AVAILABLE RECORDS>
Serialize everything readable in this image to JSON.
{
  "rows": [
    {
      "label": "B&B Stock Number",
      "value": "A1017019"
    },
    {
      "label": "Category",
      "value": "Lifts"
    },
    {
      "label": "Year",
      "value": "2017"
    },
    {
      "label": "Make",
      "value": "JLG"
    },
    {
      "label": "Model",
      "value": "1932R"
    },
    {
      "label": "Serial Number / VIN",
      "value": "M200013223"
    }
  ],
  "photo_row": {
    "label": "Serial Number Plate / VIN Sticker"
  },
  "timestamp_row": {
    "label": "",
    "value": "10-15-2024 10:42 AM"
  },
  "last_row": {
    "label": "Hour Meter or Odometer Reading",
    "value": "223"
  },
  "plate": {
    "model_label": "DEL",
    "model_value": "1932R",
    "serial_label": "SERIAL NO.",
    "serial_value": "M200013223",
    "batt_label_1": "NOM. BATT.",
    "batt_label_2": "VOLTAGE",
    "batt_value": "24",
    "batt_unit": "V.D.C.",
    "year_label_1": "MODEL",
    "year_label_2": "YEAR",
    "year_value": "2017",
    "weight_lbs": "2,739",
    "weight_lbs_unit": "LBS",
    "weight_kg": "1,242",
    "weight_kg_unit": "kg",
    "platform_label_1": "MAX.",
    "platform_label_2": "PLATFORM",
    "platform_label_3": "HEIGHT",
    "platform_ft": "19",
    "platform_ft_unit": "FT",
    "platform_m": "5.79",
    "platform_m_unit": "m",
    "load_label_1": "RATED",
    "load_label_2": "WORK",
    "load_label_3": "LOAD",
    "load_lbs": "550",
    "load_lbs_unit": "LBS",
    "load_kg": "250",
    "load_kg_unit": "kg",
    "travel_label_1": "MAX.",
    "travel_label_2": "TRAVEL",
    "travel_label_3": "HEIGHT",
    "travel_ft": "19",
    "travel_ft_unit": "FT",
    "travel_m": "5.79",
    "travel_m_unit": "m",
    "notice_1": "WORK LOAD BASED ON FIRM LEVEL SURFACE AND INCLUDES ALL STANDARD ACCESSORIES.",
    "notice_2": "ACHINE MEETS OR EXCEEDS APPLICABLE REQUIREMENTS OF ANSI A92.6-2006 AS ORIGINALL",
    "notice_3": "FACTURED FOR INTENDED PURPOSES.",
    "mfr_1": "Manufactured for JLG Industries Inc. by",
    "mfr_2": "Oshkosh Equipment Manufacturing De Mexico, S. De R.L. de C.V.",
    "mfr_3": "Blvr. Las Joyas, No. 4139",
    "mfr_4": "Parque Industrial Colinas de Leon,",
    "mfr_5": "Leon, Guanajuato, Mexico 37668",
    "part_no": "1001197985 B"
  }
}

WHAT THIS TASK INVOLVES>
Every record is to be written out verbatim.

FINISHED EXERCISE>
Serialize everything readable in this image to JSON.
{
  "rows": [
    {
      "label": "B&B Stock Number",
      "value": "A1017019"
    },
    {
      "label": "Category",
      "value": "Lifts"
    },
    {
      "label": "Year",
      "value": "2017"
    },
    {
      "label": "Make",
      "value": "JLG"
    },
    {
      "label": "Model",
      "value": "1932R"
    },
    {
      "label": "Serial Number / VIN",
      "value": "M200013223"
    }
  ],
  "photo_row": {
    "label": "Serial Number Plate / VIN Sticker"
  },
  "timestamp_row": {
    "label": "",
    "value": "10-15-2024 10:42 AM"
  },
  "last_row": {
    "label": "Hour Meter or Odometer Reading",
    "value": "223"
  },
  "plate": {
    "model_label": "DEL",
    "model_value": "1932R",
    "serial_label": "SERIAL NO.",
    "serial_value": "M200013223",
    "batt_label_1": "NOM. BATT.",
    "batt_label_2": "VOLTAGE",
    "batt_value": "24",
    "batt_unit": "V.D.C.",
    "year_label_1": "MODEL",
    "year_label_2": "YEAR",
    "year_value": "2017",
    "weight_lbs": "2,739",
    "weight_lbs_unit": "LBS",
    "weight_kg": "1,242",
    "weight_kg_unit": "kg",
    "platform_label_1": "MAX.",
    "platform_label_2": "PLATFORM",
    "platform_label_3": "HEIGHT",
    "platform_ft": "19",
    "platform_ft_unit": "FT",
    "platform_m": "5.79",
    "platform_m_unit": "m",
    "load_label_1": "RATED",
    "load_label_2": "WORK",
    "load_label_3": "LOAD",
    "load_lbs": "550",
    "load_lbs_unit": "LBS",
    "load_kg": "250",
    "load_kg_unit": "kg",
    "travel_label_1": "MAX.",
    "travel_label_2": "TRAVEL",
    "travel_label_3": "HEIGHT",
    "travel_ft": "19",
    "travel_ft_unit": "FT",
    "travel_m": "5.79",
    "travel_m_unit": "m",
    "notice_1": "WORK LOAD BASED ON FIRM LEVEL SURFACE AND INCLUDES ALL STANDARD ACCESSORIES.",
    "notice_2": "ACHINE MEETS OR EXCEEDS APPLICABLE REQUIREMENTS OF ANSI A92.6-2006 AS ORIGINALL",
    "notice_3": "FACTURED FOR INTENDED PURPOSES.",
    "mfr_1": "Manufactured for JLG Industries Inc. by",
    "mfr_2": "Oshkosh Equipment Manufacturing De Mexico, S. De R.L. de C.V.",
    "mfr_3": "Blvr. Las Joyas, No. 4139",
    "mfr_4": "Parque Industrial Colinas de Leon,",
    "mfr_5": "Leon, Guanajuato, Mexico 37668",
    "part_no": "1001197985 B"
  }
}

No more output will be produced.